Lot’s of bloggers have written a post just like this. It’s almost a staple for the tech-blogger. I’ve avoided it until now because there are lots of posts like it out there already. Wow, really makes you want to read on, huh? Well since I am in the process of installing Windows 7 RC on my laptop, I couldn’t help but notice my list of favorite utility programs. So here they are in no particular order. Check em out!
Disclaimer/Note – I am not affiliated with any of these products in any way, I just like them.
Virtual Clone Drive: This tool is great because it allows you to take an ISO image and treat it like it is a drive on your computer. So if you download an install CD/DVD image, you don’t need to burn it onto a disk in order to install it. Just use Virtual Clone Drive and you can click on it like any other drive on your computer and browse or run files. Very Cool! Plus, they’ve got one of the coolest logos around.
Paint.Net: I’m a developer, not a professional designer. Paint.Net is similar to programs like PhotoShop but it is free. It certainly doesn’t have as many features as PhotoShop but most of the time, for me, it gets the job done. I’ve been using this tool a lot for years! And it is FREE! If you think you need photoshop, but just for casual use, check out Paint.Net.

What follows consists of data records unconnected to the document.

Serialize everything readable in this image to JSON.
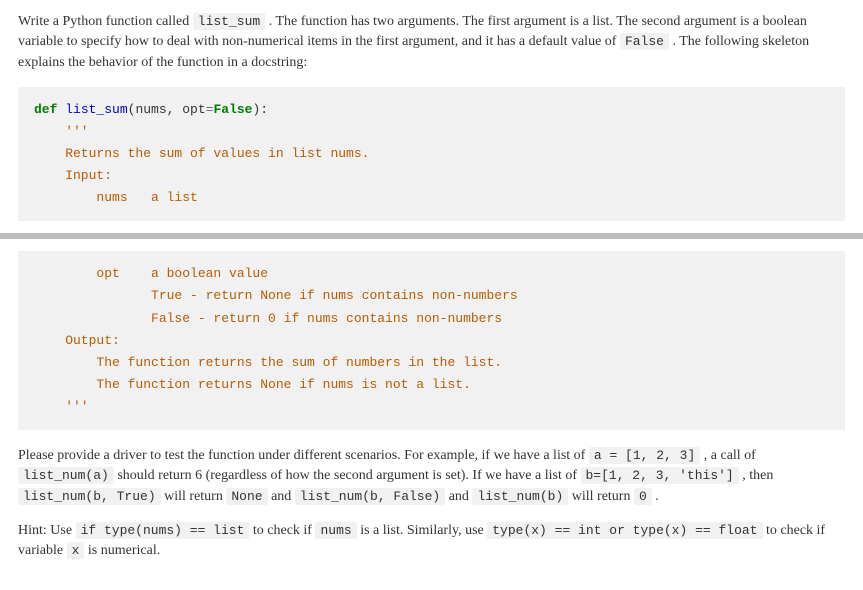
{
  "intro": {
    "t1": "Write a Python function called ",
    "c1": "list_sum",
    "t2": " . The function has two arguments. The first argument is a list. The second argument is a boolean variable to specify how to deal with non-numerical items in the first argument, and it has a default value of ",
    "c2": "False",
    "t3": " . The following skeleton explains the behavior of the function in a docstring:"
  },
  "code1": {
    "kw_def": "def",
    "fn_name": "list_sum",
    "sig_open": "(nums, opt",
    "op_eq": "=",
    "val_false": "False",
    "sig_close": "):",
    "doc_open": "    '''",
    "doc_l1": "    Returns the sum of values in list nums.",
    "doc_l2": "    Input:",
    "doc_l3": "        nums   a list"
  },
  "code2": {
    "l1": "        opt    a boolean value",
    "l2": "               True - return None if nums contains non-numbers",
    "l3": "               False - return 0 if nums contains non-numbers",
    "l4": "    Output:",
    "l5": "        The function returns the sum of numbers in the list.",
    "l6": "        The function returns None if nums is not a list.",
    "l7": "    '''"
  },
  "para2": {
    "t1": "Please provide a driver to test the function under different scenarios. For example, if we have a list of ",
    "c1": "a = [1, 2, 3]",
    "t2": " , a call of ",
    "c2": "list_num(a)",
    "t3": " should return 6 (regardless of how the second argument is set). If we have a list of ",
    "c3": "b=[1, 2, 3, 'this']",
    "t4": " , then ",
    "c4": "list_num(b, True)",
    "t5": " will return ",
    "c5": "None",
    "t6": " and ",
    "c6": "list_num(b, False)",
    "t7": " and ",
    "c7": "list_num(b)",
    "t8": " will return ",
    "c8": "0",
    "t9": " ."
  },
  "hint": {
    "label": "Hint: ",
    "t1": "Use ",
    "c1": "if type(nums) == list",
    "t2": " to check if ",
    "c2": "nums",
    "t3": " is a list. Similarly, use ",
    "c3": "type(x) == int or type(x) == float",
    "t4": " to check if variable ",
    "c4": "x",
    "t5": " is numerical."
  }
}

Visual Color Picker: This is a great tool to use if you need to figure out what color something is on your computer. Just open a web page, application, or whatever you want to investigate and use Visual Color Picker to “pick” the color with it’s dropper tool. Piece of cake. Then just copy the color name or code into the application you are working on and you are all set. Off all the tools on my list, this one seems to be the “best kept secret”. You should really try this out, it is awesome.

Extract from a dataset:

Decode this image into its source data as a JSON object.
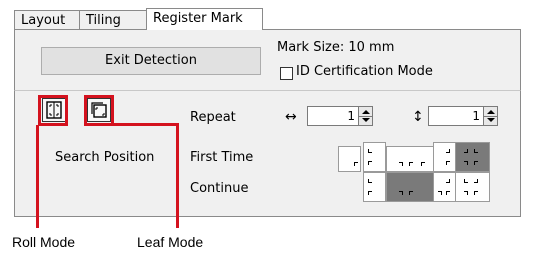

BurnCDCC: I just learned about this one from an old post Scott Hanselman’s blog. (If I ever need a cool tool, I search his blog!) Burn CDCC lets you put an ISO image on DVD as a true image, not just data. This is important when you download a cd/dvd and need it to actually run off of disk (such as to install some software).
Zoomit: This is a great little app for when you are doing presentations. It allows you to easily zoom in on a portion of your screen, and scribble on it too! This one is written by Mark Russinovich but available for free from Microsoft.

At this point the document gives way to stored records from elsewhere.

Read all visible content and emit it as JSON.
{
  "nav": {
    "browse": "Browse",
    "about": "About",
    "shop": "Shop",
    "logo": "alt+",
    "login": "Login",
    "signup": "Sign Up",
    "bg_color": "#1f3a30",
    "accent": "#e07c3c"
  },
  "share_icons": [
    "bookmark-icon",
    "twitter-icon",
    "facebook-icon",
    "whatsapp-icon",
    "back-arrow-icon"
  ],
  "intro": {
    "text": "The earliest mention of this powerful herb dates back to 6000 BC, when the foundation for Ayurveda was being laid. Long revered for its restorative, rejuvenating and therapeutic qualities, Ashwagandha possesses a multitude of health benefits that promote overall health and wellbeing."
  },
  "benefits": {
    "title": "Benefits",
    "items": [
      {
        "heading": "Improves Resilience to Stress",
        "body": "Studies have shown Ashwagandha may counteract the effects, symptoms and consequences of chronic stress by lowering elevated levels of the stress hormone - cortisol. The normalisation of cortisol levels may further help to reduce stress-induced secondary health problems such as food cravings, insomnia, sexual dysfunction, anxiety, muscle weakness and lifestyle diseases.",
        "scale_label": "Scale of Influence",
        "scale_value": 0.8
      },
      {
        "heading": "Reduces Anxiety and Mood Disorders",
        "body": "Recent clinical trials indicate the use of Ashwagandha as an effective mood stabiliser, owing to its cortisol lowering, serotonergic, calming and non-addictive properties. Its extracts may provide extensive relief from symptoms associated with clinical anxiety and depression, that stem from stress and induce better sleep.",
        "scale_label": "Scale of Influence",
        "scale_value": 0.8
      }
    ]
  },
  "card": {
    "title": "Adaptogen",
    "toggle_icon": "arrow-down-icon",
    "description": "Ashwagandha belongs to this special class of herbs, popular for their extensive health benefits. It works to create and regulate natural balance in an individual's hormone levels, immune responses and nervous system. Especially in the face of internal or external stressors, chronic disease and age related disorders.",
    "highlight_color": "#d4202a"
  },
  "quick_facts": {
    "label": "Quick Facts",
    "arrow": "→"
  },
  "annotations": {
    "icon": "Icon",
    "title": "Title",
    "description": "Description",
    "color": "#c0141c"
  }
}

Lastly, an Honorable Mention…
Windows Snipping Tool: Honorable mention, because it is already included on most computers with Vista or Windows 7. If you need to highlight and clip just a portion of a screen shot and paste it somewhere (like into a Word doc or a blog post) Snipping Tool makes it easy. Like some of the other tools listed above, there are some great products available out there for purchase. In this case, Snipping Tool is similar to SnagIt, which is a cooler, better product. And actually, SnagIt isn’t priced too highly. But Snipping Tool makes for a decent, free version. Oddly, up until a few weeks ago, I didn’t even know I had it! And In 1 week, two different people told me about it. Turns out, in an effort to enhance the performance of my computer while using the processor/memory hog Vista, I shut down a lot of things, including the Tablet PC Features in Vista. For some reason, Snipping Tool is included in that package. So for all this time, I didn’t have access to a really neat little feature. Oh well. Now I’ve got it, and I use it all the time!
While I’m at it, I may as well list the software getting installed on my laptop too.
Things I can’t do without:
Office 2007 and Outlook, SQL Server, Visual Studio 2008, ReSharper (my favorite VS Add on!), Bit Defender (Anti Virus), Tortoise SVN (source control) and more…
Something tells me that after I publish this, I’ll think of a bunch of stuff that I left off the list